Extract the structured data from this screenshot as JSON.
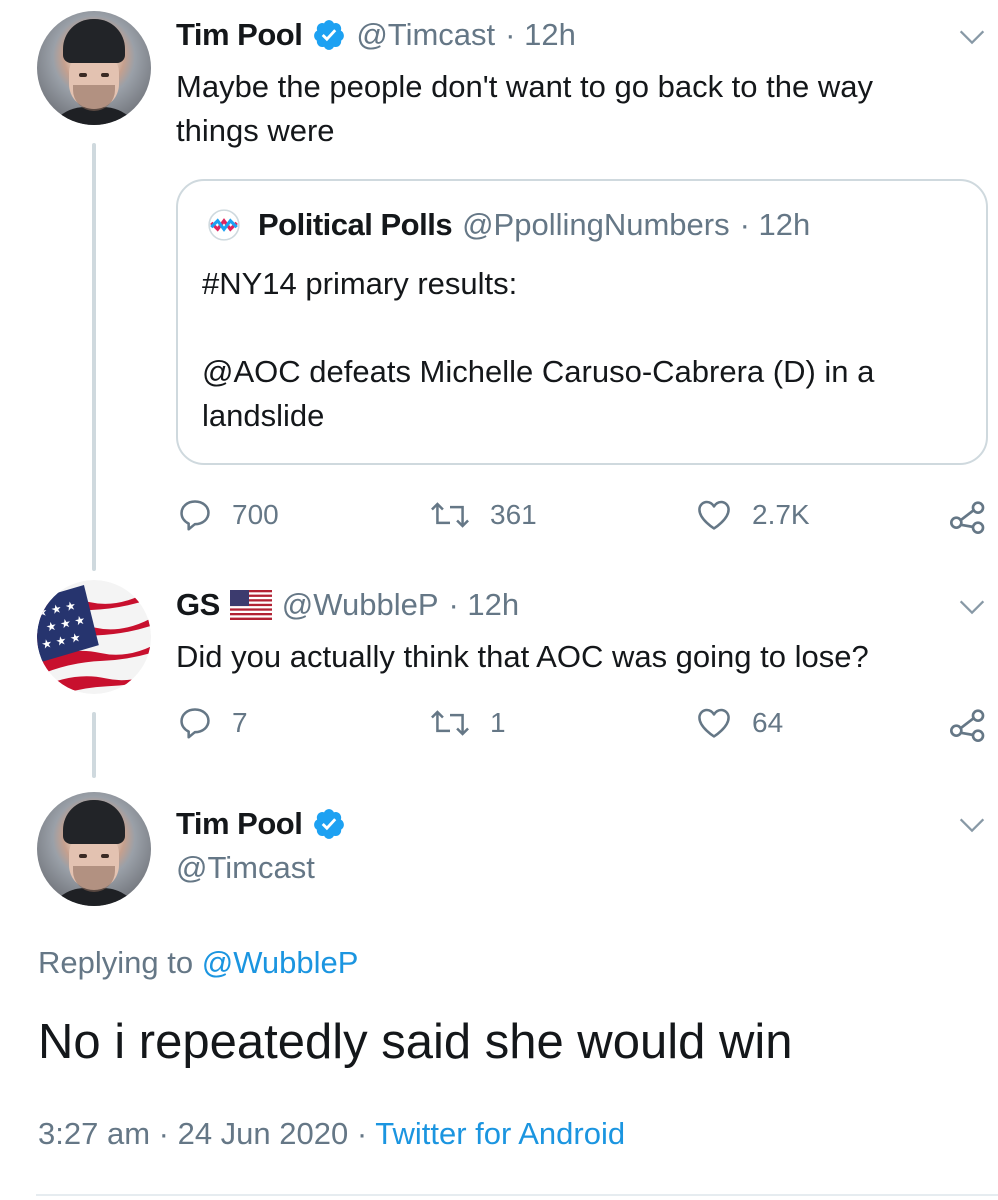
{
  "tweet1": {
    "name": "Tim Pool",
    "handle": "@Timcast",
    "time": "· 12h",
    "text_line1": "Maybe the people don't want to go back to the way",
    "text_line2": "things were",
    "quote": {
      "name": "Political Polls",
      "handle": "@PpollingNumbers",
      "time": "· 12h",
      "line1": "#NY14 primary results:",
      "line2": "@AOC defeats Michelle Caruso-Cabrera (D) in a",
      "line3": "landslide"
    },
    "replies": "700",
    "retweets": "361",
    "likes": "2.7K"
  },
  "tweet2": {
    "name": "GS",
    "handle": "@WubbleP",
    "time": "· 12h",
    "text": "Did you actually think that AOC was going to lose?",
    "replies": "7",
    "retweets": "1",
    "likes": "64"
  },
  "tweet3": {
    "name": "Tim Pool",
    "handle": "@Timcast",
    "replying_prefix": "Replying to",
    "replying_to": "@WubbleP",
    "text": "No i repeatedly said she would win",
    "time": "3:27 am",
    "date": "· 24 Jun 2020 ·",
    "source": "Twitter for Android"
  },
  "colors": {
    "text": "#14171a",
    "muted": "#657786",
    "link": "#1b95e0",
    "verified": "#1da1f2",
    "border": "#cfd9de"
  },
  "icons": {
    "verified": "verified-badge-icon",
    "chevron": "chevron-down-icon",
    "reply": "reply-icon",
    "retweet": "retweet-icon",
    "like": "heart-icon",
    "share": "share-icon"
  }
}
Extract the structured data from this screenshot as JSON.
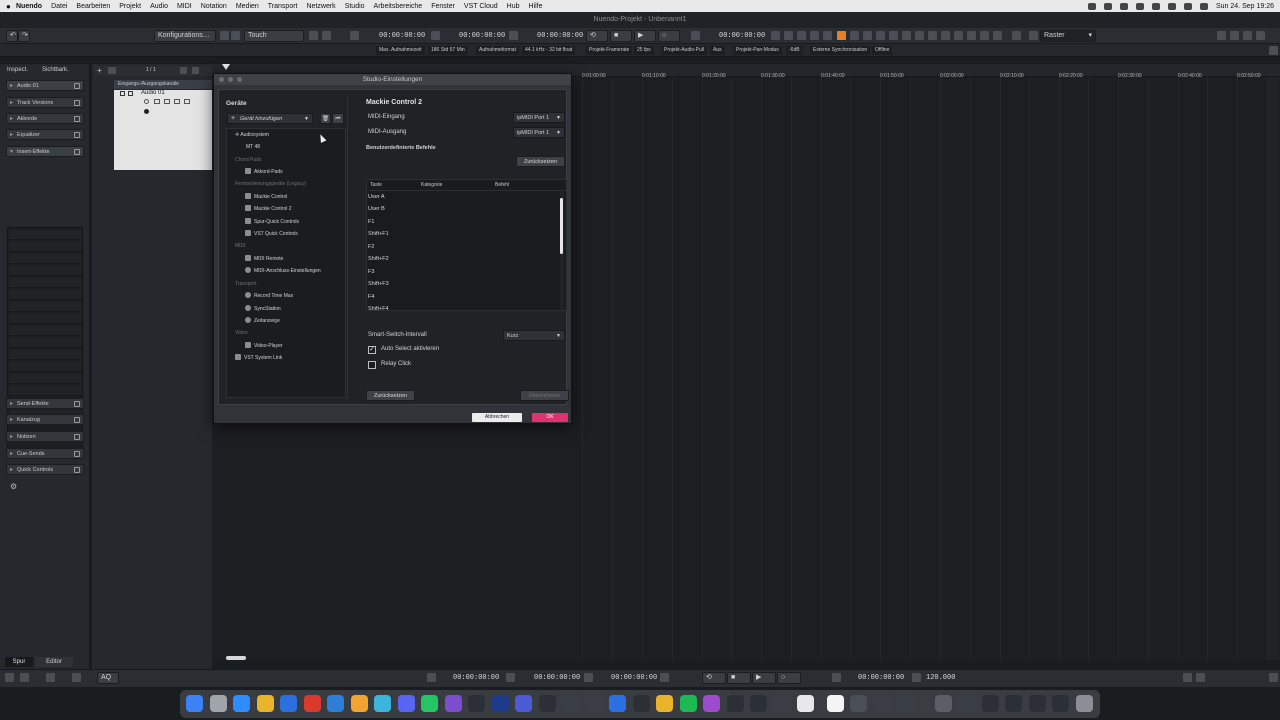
{
  "menubar": {
    "items": [
      "Nuendo",
      "Datei",
      "Bearbeiten",
      "Projekt",
      "Audio",
      "MIDI",
      "Notation",
      "Medien",
      "Transport",
      "Netzwerk",
      "Studio",
      "Arbeitsbereiche",
      "Fenster",
      "VST Cloud",
      "Hub",
      "Hilfe"
    ],
    "clock": "Sun 24. Sep 19:26"
  },
  "window": {
    "title": "Nuendo-Projekt - Unbenannt1"
  },
  "toolbar": {
    "config_label": "Konfigurations…",
    "touch_label": "Touch",
    "time1": "00:00:00:00",
    "time2": "00:00:00:00",
    "time3": "00:00:00:00",
    "time4": "00:00:00:00",
    "raster_label": "Raster"
  },
  "infoline": [
    "Max. Aufnahmezeit",
    "186 Std 57 Min",
    "Aufnahmeformat",
    "44.1 kHz - 32 bit float",
    "Projekt-Framerate",
    "25 fps",
    "Projekt-Audio-Pull",
    "Aus",
    "Projekt-Pan-Modus",
    "-6dB",
    "Externe Synchronisation",
    "Offline"
  ],
  "inspector": {
    "tab_inspector": "Inspect.",
    "tab_visibility": "Sichtbark.",
    "track_name": "Audio 01",
    "sections_top": [
      "Track Versions",
      "Akkorde",
      "Equalizer",
      "Insert-Effekte"
    ],
    "sections_bottom": [
      "Send-Effekte",
      "Kanalzug",
      "Notizen",
      "Cue-Sends",
      "Quick Controls"
    ],
    "bottom_tab_spur": "Spur",
    "bottom_tab_editor": "Editor"
  },
  "tracklist": {
    "count": "1 / 1",
    "folder_name": "Eingangs-/Ausgangskanäle",
    "track_name": "Audio 01"
  },
  "ruler": [
    "0:01:00:00",
    "0:01:10:00",
    "0:01:20:00",
    "0:01:30:00",
    "0:01:40:00",
    "0:01:50:00",
    "0:02:00:00",
    "0:02:10:00",
    "0:02:20:00",
    "0:02:30:00",
    "0:02:40:00",
    "0:02:50:00"
  ],
  "transport": {
    "time_left": "00:00:00:00",
    "time_mid": "00:00:00:00",
    "time_right": "00:00:00:00",
    "time_far": "00:00:00:00",
    "tempo": "120.000",
    "aq_label": "AQ"
  },
  "dialog": {
    "title": "Studio-Einstellungen",
    "devices_title": "Geräte",
    "add_device": "Gerät hinzufügen",
    "tree": [
      {
        "label": "Audiosystem",
        "type": "item",
        "icon": "audio-system"
      },
      {
        "label": "MT 48",
        "type": "sub"
      },
      {
        "label": "Chord Pads",
        "type": "cat"
      },
      {
        "label": "Akkord-Pads",
        "type": "item",
        "icon": "chord-pads"
      },
      {
        "label": "Fernbedienungsgeräte (Legacy)",
        "type": "cat"
      },
      {
        "label": "Mackie Control",
        "type": "item",
        "icon": "mackie"
      },
      {
        "label": "Mackie Control 2",
        "type": "selected",
        "icon": "mackie"
      },
      {
        "label": "Spur-Quick Controls",
        "type": "item",
        "icon": "mackie"
      },
      {
        "label": "VST Quick Controls",
        "type": "item",
        "icon": "mackie"
      },
      {
        "label": "MIDI",
        "type": "cat"
      },
      {
        "label": "MIDI Remote",
        "type": "item",
        "icon": "midi-remote"
      },
      {
        "label": "MIDI-Anschluss-Einstellungen",
        "type": "item",
        "icon": "midi-port"
      },
      {
        "label": "Transport",
        "type": "cat"
      },
      {
        "label": "Record Time Max",
        "type": "item",
        "icon": "record-time"
      },
      {
        "label": "SyncStation",
        "type": "item",
        "icon": "sync"
      },
      {
        "label": "Zeitanzeige",
        "type": "item",
        "icon": "time-display"
      },
      {
        "label": "Video",
        "type": "cat"
      },
      {
        "label": "Video-Player",
        "type": "item",
        "icon": "video"
      },
      {
        "label": "VST System Link",
        "type": "item",
        "icon": "system-link"
      }
    ],
    "device_title": "Mackie Control 2",
    "midi_in_label": "MIDI-Eingang",
    "midi_in_value": "ipMIDI Port 1",
    "midi_out_label": "MIDI-Ausgang",
    "midi_out_value": "ipMIDI Port 1",
    "user_commands_title": "Benutzerdefinierte Befehle",
    "reset_top": "Zurücksetzen",
    "table_headers": [
      "Taste",
      "Kategorie",
      "Befehl"
    ],
    "table_rows": [
      "User A",
      "User B",
      "F1",
      "Shift+F1",
      "F2",
      "Shift+F2",
      "F3",
      "Shift+F3",
      "F4",
      "Shift+F4"
    ],
    "smart_switch_label": "Smart-Switch-Intervall",
    "smart_switch_value": "Kurz",
    "auto_select_label": "Auto Select aktivieren",
    "auto_select_checked": true,
    "relay_click_label": "Relay Click",
    "relay_click_checked": false,
    "reset_bottom": "Zurücksetzen",
    "apply": "Übernehmen",
    "cancel": "Abbrechen",
    "ok": "OK"
  },
  "colors": {
    "ok_button": "#e0336e",
    "record_accent": "#e8802a",
    "meter_green": "#35c45a"
  }
}
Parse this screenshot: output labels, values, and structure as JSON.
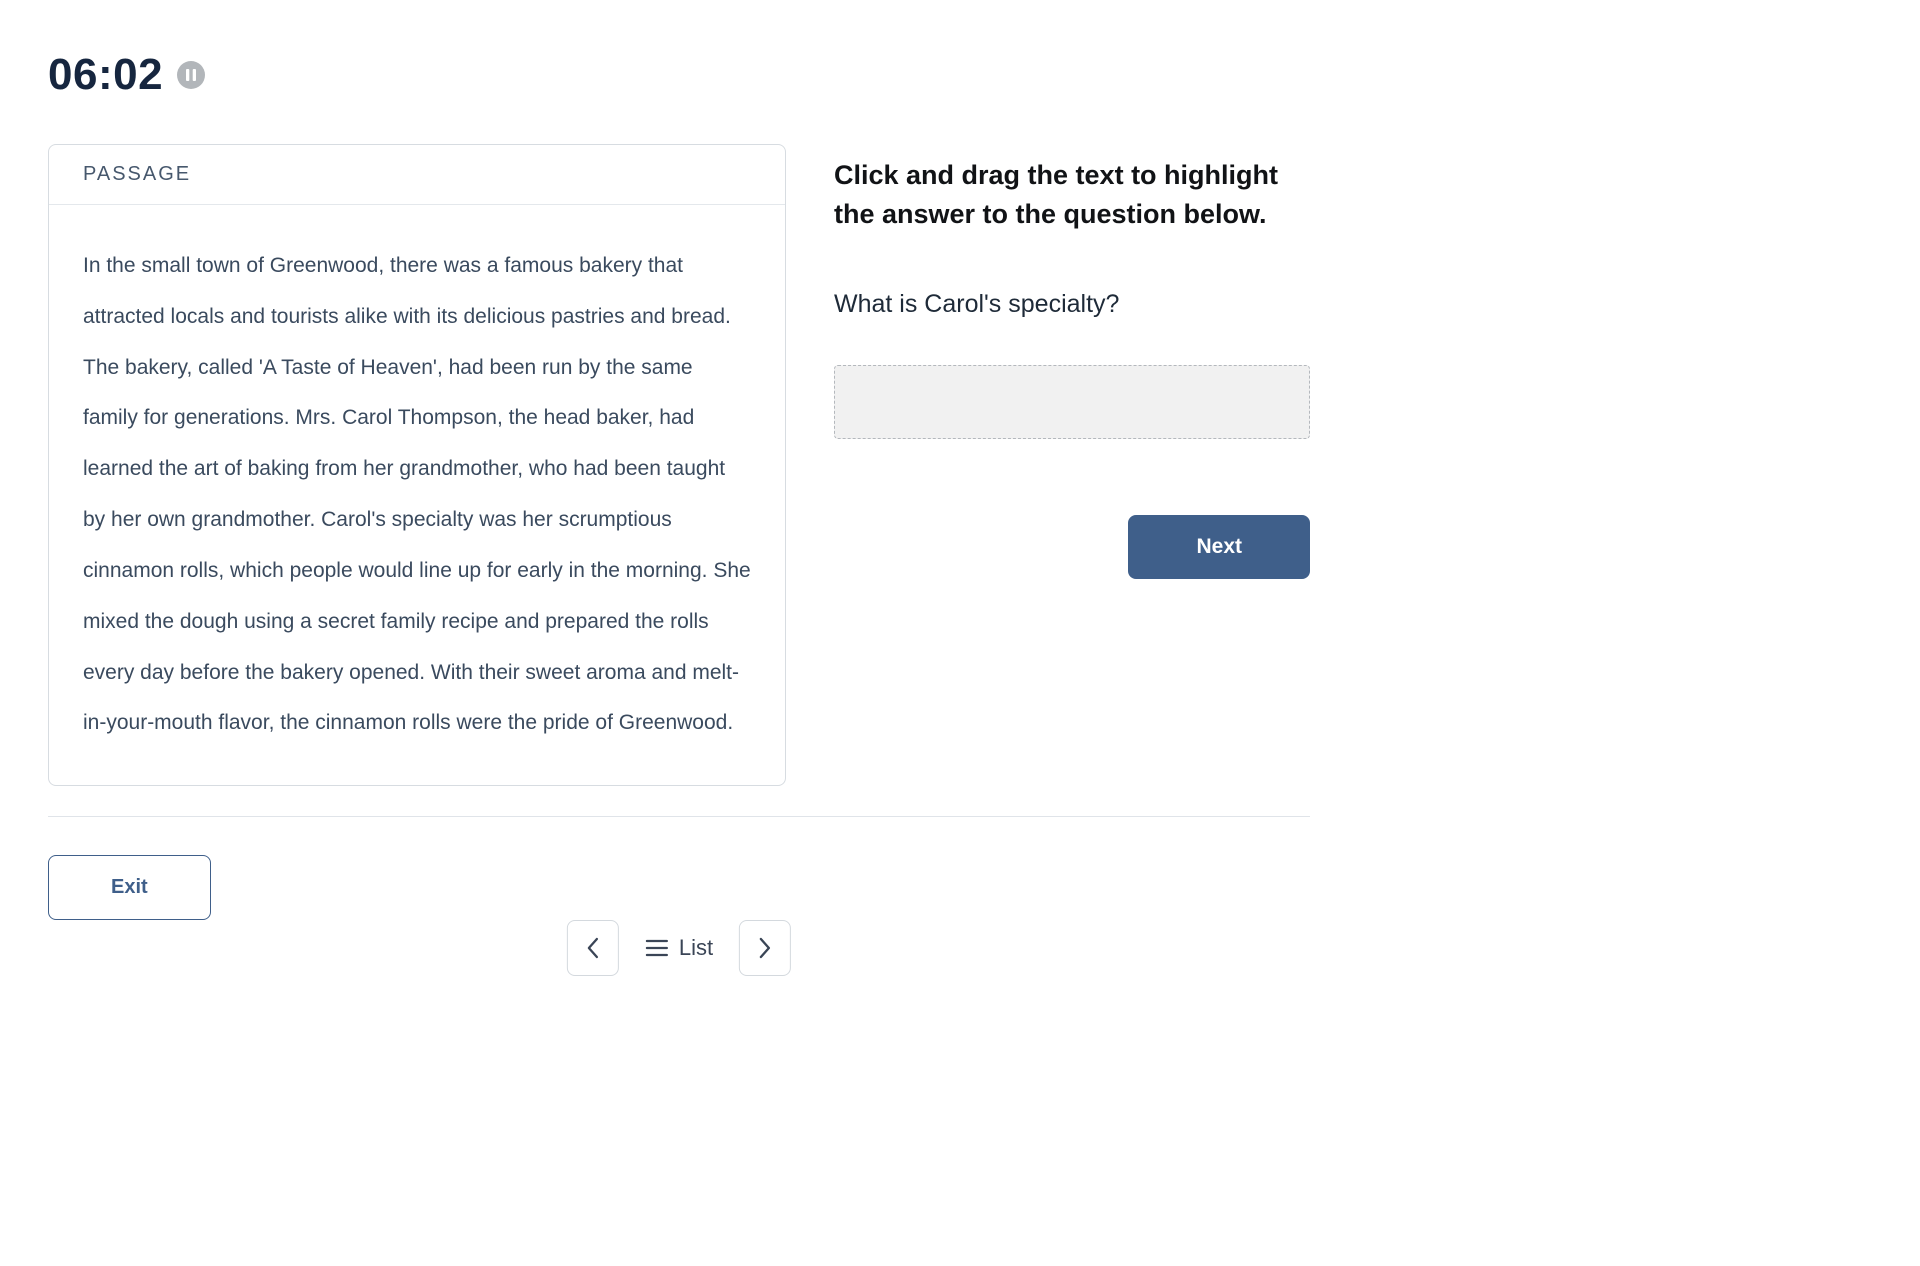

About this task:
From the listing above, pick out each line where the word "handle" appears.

Exercise solution:
    "handle": "@Timcast",
      "handle": "@PpollingNumbers",
    "handle": "@WubbleP",
    "handle": "@Timcast",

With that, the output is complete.